I heartily salute both organizations in their efforts. I have been saying since the beginning of this year that the anti-war forces need to keep the pressure on the politicians in Washington with a show of numbers in order to convince weak-willed congressmen from both sides of the aisle that the anti-war stance is actually wildly popular among their constituents. Even in red states.
Archive of Articles for August, 2007
We continue today looking at the Democratic candidates for President, and what they would do about Iraq. Part 1 of this article ran yesterday, and covered Richardson, Obama, Kucinich, and Gravel. Continuing in reverse alphabetical order, today we examine Edwards, Dodd, Clinton, and Biden.
With the most important debate of the whole year (and possibly the whole war) teed up and ready to begin in Congress in the next few weeks, I thought it would be a good time to do a summary and analysis of what all the Democratic candidates have to say on the subject of Iraq. Many of these candidates, it should be noted, are still sitting Senators and Representatives, and therefore have both the duty and the responsibility to participate in the debate in Congress.
They should be relishing this upcoming debate, since it will be a rare chance to show actual, tangible leadership. Which is definitely a requirement for the job of President of the United States.
Iraq is someday going to truly be both sovereign and independent of the United States military. When that happens, they not only have to deal with security within their country (which they haven't even been able to handle yet, obviously), but they will also have to deal with their country's regional security. Iraq is next door to some neighboring countries which already have some sophisticated military equipment, so they're going to have to have some level of parity -- or else they're likely going to get wiped out when we leave. Instead of Iraq taking over Kuwait, maybe Kuwait will take over Iraq (for instance).

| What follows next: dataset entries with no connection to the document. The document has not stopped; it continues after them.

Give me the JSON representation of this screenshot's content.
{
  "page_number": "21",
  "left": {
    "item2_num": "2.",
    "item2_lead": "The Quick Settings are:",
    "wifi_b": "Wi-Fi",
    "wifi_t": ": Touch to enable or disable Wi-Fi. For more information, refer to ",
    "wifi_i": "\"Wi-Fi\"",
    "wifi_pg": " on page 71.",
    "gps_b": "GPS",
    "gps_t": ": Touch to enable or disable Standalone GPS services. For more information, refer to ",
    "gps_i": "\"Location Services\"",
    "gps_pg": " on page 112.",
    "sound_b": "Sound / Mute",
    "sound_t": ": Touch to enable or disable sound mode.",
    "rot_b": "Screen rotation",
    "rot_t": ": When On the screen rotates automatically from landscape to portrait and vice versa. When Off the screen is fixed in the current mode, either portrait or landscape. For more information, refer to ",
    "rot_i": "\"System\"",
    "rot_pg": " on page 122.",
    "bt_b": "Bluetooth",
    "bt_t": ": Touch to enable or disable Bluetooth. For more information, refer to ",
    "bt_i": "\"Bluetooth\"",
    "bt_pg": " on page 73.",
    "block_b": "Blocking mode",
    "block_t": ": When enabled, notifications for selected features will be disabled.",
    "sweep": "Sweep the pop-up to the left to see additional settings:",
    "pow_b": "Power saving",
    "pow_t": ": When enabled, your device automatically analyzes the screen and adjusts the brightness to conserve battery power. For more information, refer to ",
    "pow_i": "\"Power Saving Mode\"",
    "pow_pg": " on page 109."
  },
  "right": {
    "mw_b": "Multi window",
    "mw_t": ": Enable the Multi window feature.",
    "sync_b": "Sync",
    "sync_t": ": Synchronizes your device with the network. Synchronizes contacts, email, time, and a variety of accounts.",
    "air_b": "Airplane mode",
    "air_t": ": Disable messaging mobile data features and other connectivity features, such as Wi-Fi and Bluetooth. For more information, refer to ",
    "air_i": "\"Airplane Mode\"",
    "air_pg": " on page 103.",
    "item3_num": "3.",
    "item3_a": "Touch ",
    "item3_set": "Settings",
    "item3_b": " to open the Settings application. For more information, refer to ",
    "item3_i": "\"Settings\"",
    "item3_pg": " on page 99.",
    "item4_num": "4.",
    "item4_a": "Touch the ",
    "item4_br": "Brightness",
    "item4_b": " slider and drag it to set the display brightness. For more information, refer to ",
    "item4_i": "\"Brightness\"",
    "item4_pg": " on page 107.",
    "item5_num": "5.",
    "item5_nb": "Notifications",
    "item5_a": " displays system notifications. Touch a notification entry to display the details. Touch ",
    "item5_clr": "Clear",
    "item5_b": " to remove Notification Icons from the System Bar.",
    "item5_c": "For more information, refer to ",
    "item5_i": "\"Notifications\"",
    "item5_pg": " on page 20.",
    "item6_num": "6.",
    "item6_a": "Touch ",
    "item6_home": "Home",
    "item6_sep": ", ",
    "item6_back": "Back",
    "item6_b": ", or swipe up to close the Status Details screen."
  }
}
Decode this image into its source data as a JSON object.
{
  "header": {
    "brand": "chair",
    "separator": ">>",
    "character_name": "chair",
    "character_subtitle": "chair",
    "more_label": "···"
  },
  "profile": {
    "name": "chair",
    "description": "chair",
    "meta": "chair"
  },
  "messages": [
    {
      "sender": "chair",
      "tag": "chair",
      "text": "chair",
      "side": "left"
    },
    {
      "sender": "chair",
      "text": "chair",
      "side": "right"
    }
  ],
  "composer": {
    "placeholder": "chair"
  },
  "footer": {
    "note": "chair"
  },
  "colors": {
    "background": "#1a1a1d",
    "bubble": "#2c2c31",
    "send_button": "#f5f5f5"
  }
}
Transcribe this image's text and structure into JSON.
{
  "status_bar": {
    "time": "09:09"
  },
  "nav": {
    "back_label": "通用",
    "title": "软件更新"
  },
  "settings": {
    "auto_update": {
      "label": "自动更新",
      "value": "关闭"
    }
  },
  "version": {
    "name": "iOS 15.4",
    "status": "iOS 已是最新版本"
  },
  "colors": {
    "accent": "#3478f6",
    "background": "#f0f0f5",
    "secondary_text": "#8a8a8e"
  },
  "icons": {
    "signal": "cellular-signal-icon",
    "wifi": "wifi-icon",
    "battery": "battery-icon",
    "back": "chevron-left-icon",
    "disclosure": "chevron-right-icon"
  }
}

Some may call me crass (or even worse names) for addressing just the "framing" or "spin" of these issues. I strongly disagree. Republicans have been winning these framing victories for years now, and the only way Democrats can counter this tactic is to co-opt the framing game. Democrats need to agree on one phrase to use in order to ridicule the other side's position -- and then repeat that phrase ad nauseum. "Ten words or less" should be the golden rule.
The results were overwhelming. In one day there were almost 150 posts. Narrowing these down to a list of winners was extremely hard, due to the fact that almost all the entries were excellent.
The only thing about the contest which disappointed me was there was absolutely no blatant attempts to bribe the judge. Oh, well... maybe next time.
3. "GOP in '08! No, seriously!" -- DerekJ.
2. "9/11/2001. 9/11. 911. NineEleven. Boo! GOP in '08." -- monsteroflove.
3. "We Shouldn't Even Need A Slogan." -- ScottyRVA.
2. "Osama Still Has a Job. Do You?" -- myiq2xu.